The downtown staging of a play for the next three nights may signal a shift in the strategy of Western New York pro-life activists who have not conducted a "rescue" at a local abortion clinic for the past 10 months.
Starting tonight and continuing through Saturday night, a theater group with ties to the New Covenant Tabernacle in the Town of Tonawanda will stage "Tilly," a play about the reconciliation between a mother and daughter separated by abortion.
"The theme is love, reconciliation and forgiveness," said the Rev. Paul H. Schenck of New Covenant Tabernacle. "It is not a polemic against abortion as such. It accepts the reality of abortion and explores the ramifications on a person's spirit."
The play also signals the pro-life movement's attempt to use the arts to sway public opinion.
"If we see pro-life as a long-term commitment to communicate the plight of the unborn, then we're going to need to communicate through the arts," Mr. Schenck said. "This is a much more subtle and quiet approach, but it's my feeling that it's the most powerful."
To the public, the pro-life activism this year seems decidedly quieter than last year, with the last local "rescue" -- the blockading of an abortion clinic -- performed in February.
"There has been no abandonment of rescues as such, but the emphasis has fallen on sidewalk counseling," Mr. Schenck said.
He said that jail terms for participants convicted in those rescues have been a deterrent.
"We had virtually hundreds of people in Western New York involved, and we had over 50 who served jail terms from seven days to four months," Mr. Schenck said of the rescues. "Pro-life people for the most part are family people. It becomes difficult for families to absorb that punishment continually."
The play, being staged at 8 p.m. each day in the University at Buffalo's Pfeifer Theatre, 681 Main St., will be put on by the Covenant Theater, a component of the New Covenant Tabernacle.
In the first scene, director James Whiting said, a couple that had an abortion nine years earlier spots a gravestone with the name Tilly on it. Much of the play focuses on the mother and the aborted child, Tilly, developing a close relationship in a dream.
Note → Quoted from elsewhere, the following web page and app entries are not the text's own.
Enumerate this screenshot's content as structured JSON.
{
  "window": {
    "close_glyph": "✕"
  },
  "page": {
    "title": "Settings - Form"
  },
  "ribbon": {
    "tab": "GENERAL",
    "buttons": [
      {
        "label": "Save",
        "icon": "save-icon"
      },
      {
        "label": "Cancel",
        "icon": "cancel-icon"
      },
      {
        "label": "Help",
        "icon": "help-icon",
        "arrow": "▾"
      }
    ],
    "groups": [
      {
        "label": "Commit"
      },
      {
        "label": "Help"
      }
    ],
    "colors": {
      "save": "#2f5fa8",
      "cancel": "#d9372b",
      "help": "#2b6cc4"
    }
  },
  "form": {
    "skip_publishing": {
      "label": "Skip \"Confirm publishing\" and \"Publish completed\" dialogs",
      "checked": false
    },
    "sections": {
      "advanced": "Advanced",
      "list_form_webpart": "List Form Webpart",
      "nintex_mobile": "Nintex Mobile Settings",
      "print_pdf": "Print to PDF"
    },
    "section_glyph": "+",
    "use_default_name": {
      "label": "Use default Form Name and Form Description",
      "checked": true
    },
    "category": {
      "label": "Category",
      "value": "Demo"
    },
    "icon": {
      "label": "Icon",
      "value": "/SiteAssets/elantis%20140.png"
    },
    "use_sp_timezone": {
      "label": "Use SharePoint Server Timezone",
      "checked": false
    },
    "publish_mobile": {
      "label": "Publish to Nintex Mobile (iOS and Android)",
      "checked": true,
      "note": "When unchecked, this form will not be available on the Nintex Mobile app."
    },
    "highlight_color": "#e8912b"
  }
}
"The play culminates with the daughter, Tilly, telling her mother that Jesus already has forgiven her for the abortion," Whiting said.
The play has a $9,000 budget, including rental of the theater. Admission is free, but donations will be accepted.